ERIC Number: ED254408
Record Type: RIE
Publication Date: 1985
Reference Count: 0
Factors Influencing High School Students' Science Enrollments Patterns: Academic Abilities, Parental Influences, and Attitudes toward Science.
Khoury, Ghada A.; Voss, Burton E.
This study was designed, using a path analytic model, to assess the relative impact of different factors on science concentration decisions made by grade 10 high school students (N=237). Included in the model were selected demographic and socioeconomic factors, academic abilities factors (including logical thinking), indicators of home and school support, attitudes toward science, and students' science enrollment plans. Results indicate that students (especially females and blacks) tended to avoid advanced and quantitative science courses. Student attitudes toward science were low, especially their motivation and self-confidence in learning science. Though they were higher achievers, females expressed less enjoyment in learning science than males. Males, more than females, stereotyped science as a male domain. Attitudes and past performance appeared to influence course plans for both males and females. Among the attitudes, student motivation and usefulness of science were the most important predictors for course plans. These and other results suggest that: (1) improved achievement in junior high school years should be emphasized; (2) teachers and parents should motivate and encourage students to select more science courses; and (3) the unique value and usefulness of each science course should be explained to students as early as possible. (Author/JN)
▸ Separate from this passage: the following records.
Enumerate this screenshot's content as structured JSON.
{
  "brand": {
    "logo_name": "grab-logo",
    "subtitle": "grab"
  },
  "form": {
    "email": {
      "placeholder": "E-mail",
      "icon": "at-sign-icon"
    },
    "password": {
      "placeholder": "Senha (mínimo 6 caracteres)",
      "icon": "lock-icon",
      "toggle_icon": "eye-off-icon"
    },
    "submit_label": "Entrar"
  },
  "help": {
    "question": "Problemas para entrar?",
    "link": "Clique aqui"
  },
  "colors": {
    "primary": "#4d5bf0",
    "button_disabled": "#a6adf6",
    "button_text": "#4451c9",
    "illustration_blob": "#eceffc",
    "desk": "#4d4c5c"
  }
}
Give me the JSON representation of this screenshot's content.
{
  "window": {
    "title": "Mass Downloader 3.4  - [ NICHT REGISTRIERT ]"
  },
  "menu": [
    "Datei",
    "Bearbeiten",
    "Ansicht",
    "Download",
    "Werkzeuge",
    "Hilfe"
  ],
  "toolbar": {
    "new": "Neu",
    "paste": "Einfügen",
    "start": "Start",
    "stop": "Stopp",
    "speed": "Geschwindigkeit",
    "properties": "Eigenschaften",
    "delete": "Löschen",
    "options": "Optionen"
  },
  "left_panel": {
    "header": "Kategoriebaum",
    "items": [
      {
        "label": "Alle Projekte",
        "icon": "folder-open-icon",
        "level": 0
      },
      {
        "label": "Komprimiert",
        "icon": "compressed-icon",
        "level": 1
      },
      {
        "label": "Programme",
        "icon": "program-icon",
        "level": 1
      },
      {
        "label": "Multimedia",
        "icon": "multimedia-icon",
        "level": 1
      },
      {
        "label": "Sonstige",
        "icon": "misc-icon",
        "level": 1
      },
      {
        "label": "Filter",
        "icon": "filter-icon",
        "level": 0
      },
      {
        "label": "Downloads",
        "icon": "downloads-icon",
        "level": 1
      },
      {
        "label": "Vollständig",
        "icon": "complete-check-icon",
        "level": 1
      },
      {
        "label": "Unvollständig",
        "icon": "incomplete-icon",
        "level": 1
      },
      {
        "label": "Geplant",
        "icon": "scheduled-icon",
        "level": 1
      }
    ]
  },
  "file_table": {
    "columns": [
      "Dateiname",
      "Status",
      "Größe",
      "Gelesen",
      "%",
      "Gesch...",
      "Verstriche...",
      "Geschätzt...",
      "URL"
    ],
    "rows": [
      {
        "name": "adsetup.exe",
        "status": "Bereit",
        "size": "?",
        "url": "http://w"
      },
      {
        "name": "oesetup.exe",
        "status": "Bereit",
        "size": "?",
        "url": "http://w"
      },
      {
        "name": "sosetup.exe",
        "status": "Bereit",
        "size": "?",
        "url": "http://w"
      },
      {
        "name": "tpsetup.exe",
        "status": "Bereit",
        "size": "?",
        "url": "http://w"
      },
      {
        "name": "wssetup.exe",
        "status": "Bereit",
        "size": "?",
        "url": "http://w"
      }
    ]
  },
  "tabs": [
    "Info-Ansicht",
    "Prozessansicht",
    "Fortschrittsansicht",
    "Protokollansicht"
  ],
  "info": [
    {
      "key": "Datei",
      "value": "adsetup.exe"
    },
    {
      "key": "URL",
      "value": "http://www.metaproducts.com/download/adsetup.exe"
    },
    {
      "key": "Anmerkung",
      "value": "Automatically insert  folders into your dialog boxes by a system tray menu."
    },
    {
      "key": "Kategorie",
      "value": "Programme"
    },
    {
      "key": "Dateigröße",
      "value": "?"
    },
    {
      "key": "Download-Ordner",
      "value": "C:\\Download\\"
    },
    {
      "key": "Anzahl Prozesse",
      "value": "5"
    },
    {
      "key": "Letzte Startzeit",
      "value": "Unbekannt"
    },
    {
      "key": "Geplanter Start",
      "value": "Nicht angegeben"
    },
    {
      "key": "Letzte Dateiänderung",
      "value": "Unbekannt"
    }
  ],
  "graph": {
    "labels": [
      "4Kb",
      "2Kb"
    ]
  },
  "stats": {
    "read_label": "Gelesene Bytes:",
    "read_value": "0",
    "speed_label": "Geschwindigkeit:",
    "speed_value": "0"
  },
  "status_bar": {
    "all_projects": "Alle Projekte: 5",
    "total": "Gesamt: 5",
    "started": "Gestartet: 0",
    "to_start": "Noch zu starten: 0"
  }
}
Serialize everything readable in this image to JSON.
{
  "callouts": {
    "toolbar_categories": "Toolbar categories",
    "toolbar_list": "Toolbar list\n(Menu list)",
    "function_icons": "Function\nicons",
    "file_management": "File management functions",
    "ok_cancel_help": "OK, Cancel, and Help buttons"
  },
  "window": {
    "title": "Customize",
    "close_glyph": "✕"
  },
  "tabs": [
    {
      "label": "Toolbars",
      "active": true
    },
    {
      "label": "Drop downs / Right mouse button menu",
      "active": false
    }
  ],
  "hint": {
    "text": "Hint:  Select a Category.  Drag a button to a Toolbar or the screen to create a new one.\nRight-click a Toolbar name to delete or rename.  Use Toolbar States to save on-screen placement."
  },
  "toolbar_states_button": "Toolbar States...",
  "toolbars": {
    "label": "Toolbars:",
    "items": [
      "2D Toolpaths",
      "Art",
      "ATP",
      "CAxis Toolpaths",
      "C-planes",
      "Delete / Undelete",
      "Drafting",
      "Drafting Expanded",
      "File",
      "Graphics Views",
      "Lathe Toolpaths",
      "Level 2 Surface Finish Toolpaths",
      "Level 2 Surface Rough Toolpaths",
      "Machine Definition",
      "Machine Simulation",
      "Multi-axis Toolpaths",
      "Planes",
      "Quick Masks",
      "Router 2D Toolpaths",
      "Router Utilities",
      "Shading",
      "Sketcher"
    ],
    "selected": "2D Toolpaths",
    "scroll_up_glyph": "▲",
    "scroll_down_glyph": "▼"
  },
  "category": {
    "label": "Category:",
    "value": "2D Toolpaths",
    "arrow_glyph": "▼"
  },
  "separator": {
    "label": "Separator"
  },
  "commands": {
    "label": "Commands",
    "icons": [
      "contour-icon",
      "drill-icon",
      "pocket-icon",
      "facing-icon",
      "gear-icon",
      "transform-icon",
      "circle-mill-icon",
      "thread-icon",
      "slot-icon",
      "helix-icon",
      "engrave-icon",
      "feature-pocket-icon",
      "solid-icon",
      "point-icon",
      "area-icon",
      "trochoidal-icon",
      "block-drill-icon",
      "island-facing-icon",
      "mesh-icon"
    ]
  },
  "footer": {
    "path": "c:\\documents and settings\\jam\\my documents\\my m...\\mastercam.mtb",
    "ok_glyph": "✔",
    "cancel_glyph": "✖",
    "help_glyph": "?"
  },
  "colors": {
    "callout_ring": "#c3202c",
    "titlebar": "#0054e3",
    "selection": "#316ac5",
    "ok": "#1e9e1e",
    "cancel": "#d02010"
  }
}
Publication Type: Reports - Research; Speeches/Meeting Papers
Education Level: N/A
Authoring Institution: N/A
Identifiers: Science Education Research
Note: Paper presented at the Annual Meeting of the National Association for Research in Science Teaching (58th, French Lick Springs, IN, April 15-18, 1985).